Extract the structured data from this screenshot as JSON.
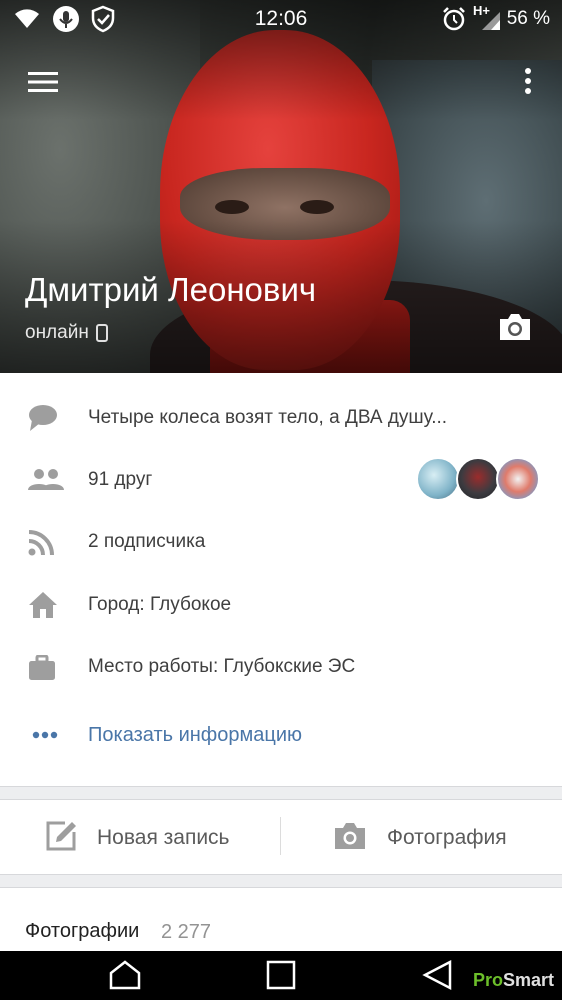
{
  "status_bar": {
    "time": "12:06",
    "network_label": "H+",
    "battery_text": "56 %",
    "icons": [
      "wifi-icon",
      "microphone-icon",
      "shield-check-icon",
      "alarm-icon",
      "signal-icon"
    ]
  },
  "profile": {
    "name": "Дмитрий Леонович",
    "status": "онлайн",
    "icons": [
      "menu-icon",
      "more-vertical-icon",
      "phone-icon",
      "camera-icon"
    ]
  },
  "info": {
    "quote": "Четыре колеса возят тело, а ДВА душу...",
    "friends": "91 друг",
    "followers": "2 подписчика",
    "city": "Город: Глубокое",
    "work": "Место работы: Глубокские ЭС",
    "show_more": "Показать информацию"
  },
  "actions": {
    "new_post": "Новая запись",
    "photo": "Фотография"
  },
  "photos": {
    "title": "Фотографии",
    "count": "2 277"
  },
  "watermark": {
    "pro": "Pro",
    "smart": "Smart"
  },
  "colors": {
    "accent": "#4a76a8",
    "icon": "#9e9e9e",
    "text": "#3f3f3f"
  }
}
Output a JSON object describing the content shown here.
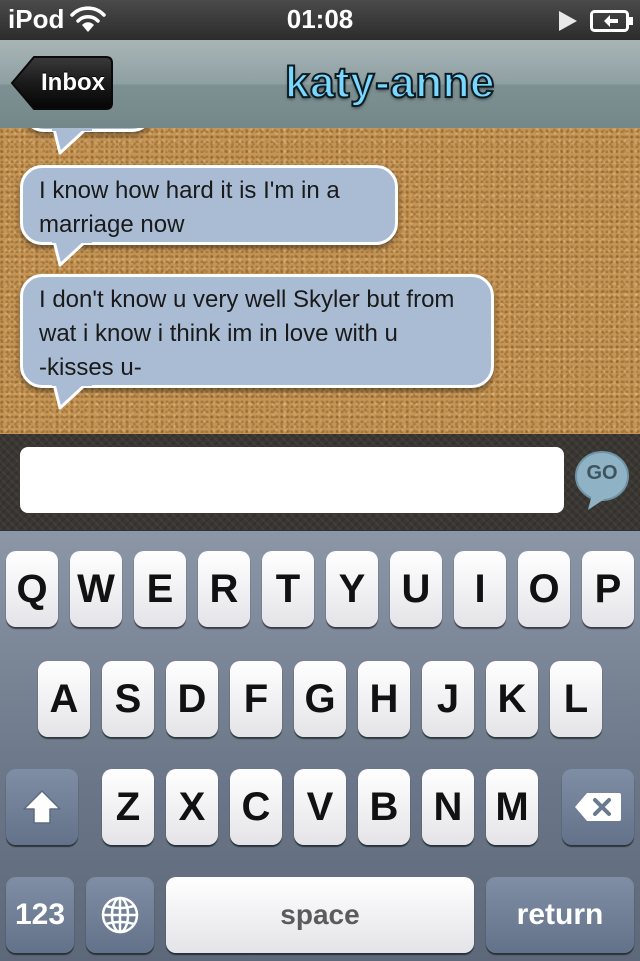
{
  "status_bar": {
    "carrier": "iPod",
    "time": "01:08",
    "icons": [
      "wifi-icon",
      "play-icon",
      "battery-icon"
    ]
  },
  "nav": {
    "back_label": "Inbox",
    "title": "katy-anne"
  },
  "messages": [
    {
      "text": "I know how hard it is I'm in a marriage now"
    },
    {
      "text": "I don't know u very well Skyler but from wat i know i think im in love with u            -kisses u-"
    }
  ],
  "input": {
    "value": "",
    "go_label": "GO"
  },
  "keyboard": {
    "row1": [
      "Q",
      "W",
      "E",
      "R",
      "T",
      "Y",
      "U",
      "I",
      "O",
      "P"
    ],
    "row2": [
      "A",
      "S",
      "D",
      "F",
      "G",
      "H",
      "J",
      "K",
      "L"
    ],
    "row3": [
      "Z",
      "X",
      "C",
      "V",
      "B",
      "N",
      "M"
    ],
    "numbers_label": "123",
    "space_label": "space",
    "return_label": "return",
    "icons": [
      "shift-icon",
      "backspace-icon",
      "globe-icon"
    ]
  },
  "colors": {
    "title": "#79d8ff",
    "bubble": "#a9bcd4",
    "cork": "#c49555"
  }
}
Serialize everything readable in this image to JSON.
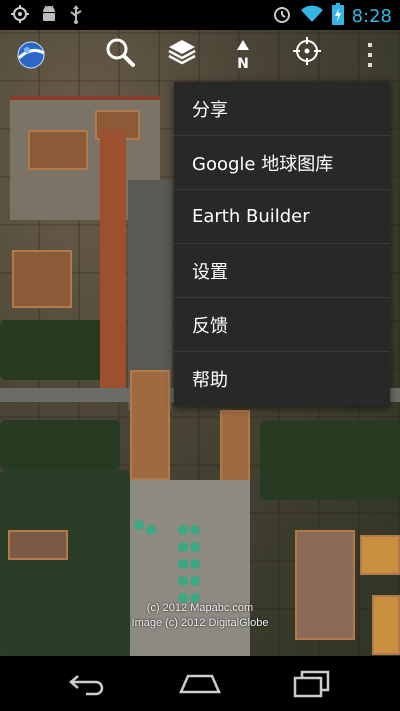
{
  "status_bar": {
    "time": "8:28",
    "left_icons": [
      "gps-icon",
      "android-debug-icon",
      "usb-icon"
    ],
    "right_icons": [
      "alarm-icon",
      "wifi-icon",
      "battery-charging-icon"
    ],
    "time_color": "#33b5e5"
  },
  "toolbar": {
    "icons": [
      "google-earth-logo-icon",
      "search-icon",
      "layers-icon",
      "compass-north-icon",
      "my-location-icon",
      "overflow-menu-icon"
    ],
    "compass_label": "N"
  },
  "menu": {
    "items": [
      {
        "label": "分享"
      },
      {
        "label": "Google 地球图库"
      },
      {
        "label": "Earth Builder"
      },
      {
        "label": "设置"
      },
      {
        "label": "反馈"
      },
      {
        "label": "帮助"
      }
    ]
  },
  "map": {
    "attribution_line1": "(c) 2012 Mapabc.com",
    "attribution_line2": "Image (c) 2012 DigitalGlobe"
  },
  "nav_bar": {
    "icons": [
      "back-icon",
      "home-icon",
      "recent-apps-icon"
    ]
  }
}
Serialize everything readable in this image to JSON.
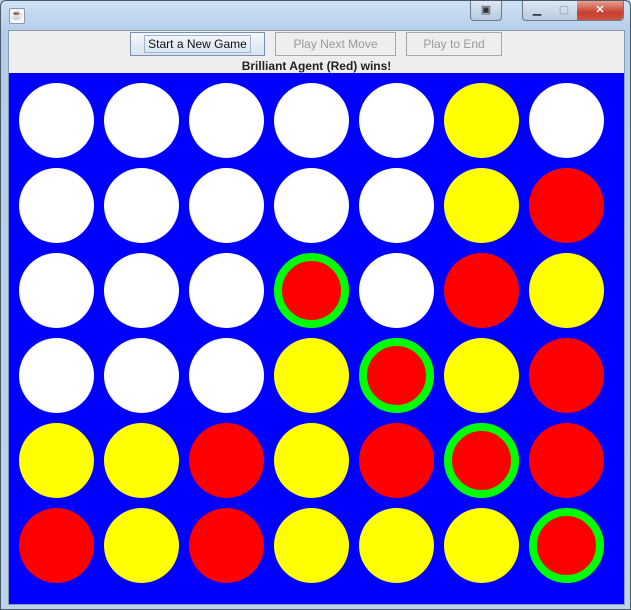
{
  "window": {
    "title": "",
    "controls": [
      "minimize",
      "maximize",
      "close"
    ]
  },
  "toolbar": {
    "new_game_label": "Start a New Game",
    "next_move_label": "Play Next Move",
    "play_to_end_label": "Play to End",
    "next_move_enabled": false,
    "play_to_end_enabled": false
  },
  "status": {
    "message": "Brilliant Agent (Red) wins!"
  },
  "colors": {
    "board": "#0000ff",
    "empty": "#ffffff",
    "red": "#ff0000",
    "yellow": "#ffff00",
    "win_highlight": "#00ff00"
  },
  "board": {
    "rows": 6,
    "columns": 7,
    "cells": [
      [
        "empty",
        "empty",
        "empty",
        "empty",
        "empty",
        "yellow",
        "empty"
      ],
      [
        "empty",
        "empty",
        "empty",
        "empty",
        "empty",
        "yellow",
        "red"
      ],
      [
        "empty",
        "empty",
        "empty",
        "red",
        "empty",
        "red",
        "yellow"
      ],
      [
        "empty",
        "empty",
        "empty",
        "yellow",
        "red",
        "yellow",
        "red"
      ],
      [
        "yellow",
        "yellow",
        "red",
        "yellow",
        "red",
        "red",
        "red"
      ],
      [
        "red",
        "yellow",
        "red",
        "yellow",
        "yellow",
        "yellow",
        "red"
      ]
    ],
    "winning_cells": [
      [
        2,
        3
      ],
      [
        3,
        4
      ],
      [
        4,
        5
      ],
      [
        5,
        6
      ]
    ]
  }
}
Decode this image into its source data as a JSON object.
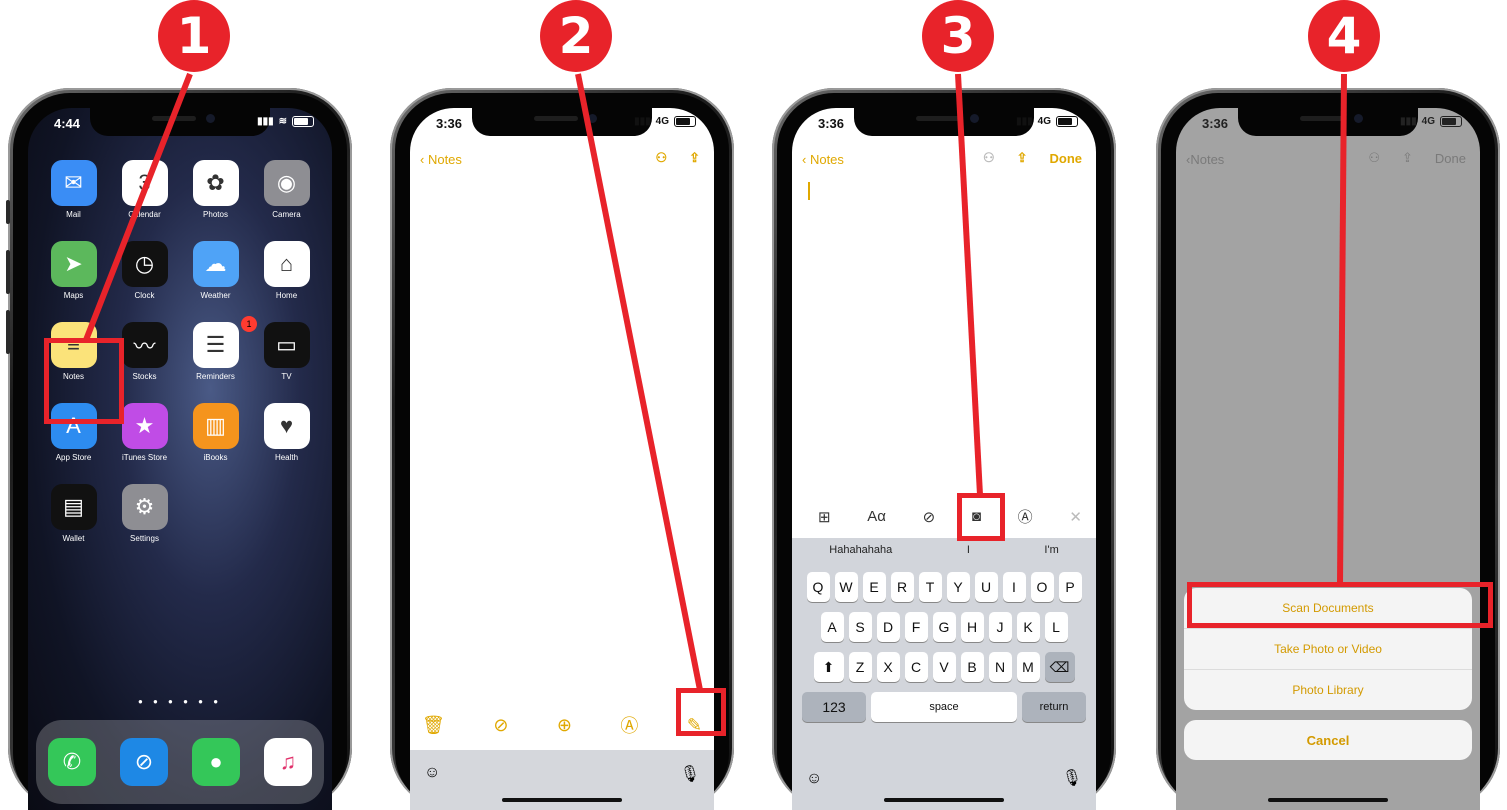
{
  "steps": [
    "1",
    "2",
    "3",
    "4"
  ],
  "colors": {
    "accent": "#e8232a",
    "notes_yellow": "#e0a800"
  },
  "panel1": {
    "time": "4:44",
    "apps": [
      {
        "label": "Mail",
        "icon": "mail-icon",
        "glyph": "✉",
        "color": "#3a8df5"
      },
      {
        "label": "Calendar",
        "icon": "calendar-icon",
        "glyph": "3",
        "color": "#ffffff",
        "day": "Tuesday"
      },
      {
        "label": "Photos",
        "icon": "photos-icon",
        "glyph": "✿",
        "color": "#ffffff"
      },
      {
        "label": "Camera",
        "icon": "camera-icon",
        "glyph": "◉",
        "color": "#8e8e93"
      },
      {
        "label": "Maps",
        "icon": "maps-icon",
        "glyph": "➤",
        "color": "#5cb85c"
      },
      {
        "label": "Clock",
        "icon": "clock-icon",
        "glyph": "◷",
        "color": "#111111"
      },
      {
        "label": "Weather",
        "icon": "weather-icon",
        "glyph": "☁",
        "color": "#4fa3f7"
      },
      {
        "label": "Home",
        "icon": "home-icon",
        "glyph": "⌂",
        "color": "#ffffff"
      },
      {
        "label": "Notes",
        "icon": "notes-icon",
        "glyph": "≡",
        "color": "#fbe37a"
      },
      {
        "label": "Stocks",
        "icon": "stocks-icon",
        "glyph": "〰",
        "color": "#111111"
      },
      {
        "label": "Reminders",
        "icon": "reminders-icon",
        "glyph": "☰",
        "color": "#ffffff",
        "badge": "1"
      },
      {
        "label": "TV",
        "icon": "tv-icon",
        "glyph": "▭",
        "color": "#111111"
      },
      {
        "label": "App Store",
        "icon": "app-store-icon",
        "glyph": "A",
        "color": "#2d8cf0"
      },
      {
        "label": "iTunes Store",
        "icon": "itunes-store-icon",
        "glyph": "★",
        "color": "#c04ce6"
      },
      {
        "label": "iBooks",
        "icon": "ibooks-icon",
        "glyph": "▥",
        "color": "#f5941d"
      },
      {
        "label": "Health",
        "icon": "health-icon",
        "glyph": "♥",
        "color": "#ffffff"
      },
      {
        "label": "Wallet",
        "icon": "wallet-icon",
        "glyph": "▤",
        "color": "#111111"
      },
      {
        "label": "Settings",
        "icon": "settings-icon",
        "glyph": "⚙",
        "color": "#8e8e93"
      }
    ],
    "dock": [
      {
        "icon": "phone-icon",
        "glyph": "✆",
        "color": "#34c759"
      },
      {
        "icon": "safari-icon",
        "glyph": "⊘",
        "color": "#1e88e5"
      },
      {
        "icon": "messages-icon",
        "glyph": "●",
        "color": "#34c759"
      },
      {
        "icon": "music-icon",
        "glyph": "♫",
        "color": "#ffffff"
      }
    ]
  },
  "panel2": {
    "time": "3:36",
    "signal": "4G",
    "back": "Notes",
    "toolbar_icons": [
      "trash-icon",
      "checklist-icon",
      "add-icon",
      "markup-icon",
      "compose-icon"
    ]
  },
  "panel3": {
    "time": "3:36",
    "signal": "4G",
    "back": "Notes",
    "done": "Done",
    "suggestions": [
      "Hahahahaha",
      "I",
      "I'm"
    ],
    "rows": [
      [
        "Q",
        "W",
        "E",
        "R",
        "T",
        "Y",
        "U",
        "I",
        "O",
        "P"
      ],
      [
        "A",
        "S",
        "D",
        "F",
        "G",
        "H",
        "J",
        "K",
        "L"
      ],
      [
        "Z",
        "X",
        "C",
        "V",
        "B",
        "N",
        "M"
      ]
    ],
    "num": "123",
    "space": "space",
    "return": "return",
    "format": "Aα"
  },
  "panel4": {
    "time": "3:36",
    "signal": "4G",
    "back": "Notes",
    "done": "Done",
    "options": [
      "Scan Documents",
      "Take Photo or Video",
      "Photo Library"
    ],
    "cancel": "Cancel"
  }
}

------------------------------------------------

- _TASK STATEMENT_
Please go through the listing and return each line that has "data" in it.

- _FINISHED EXERCISE_
Extract the structured data from this screenshot as JSON.
Decode this image into its source data as a JSON object.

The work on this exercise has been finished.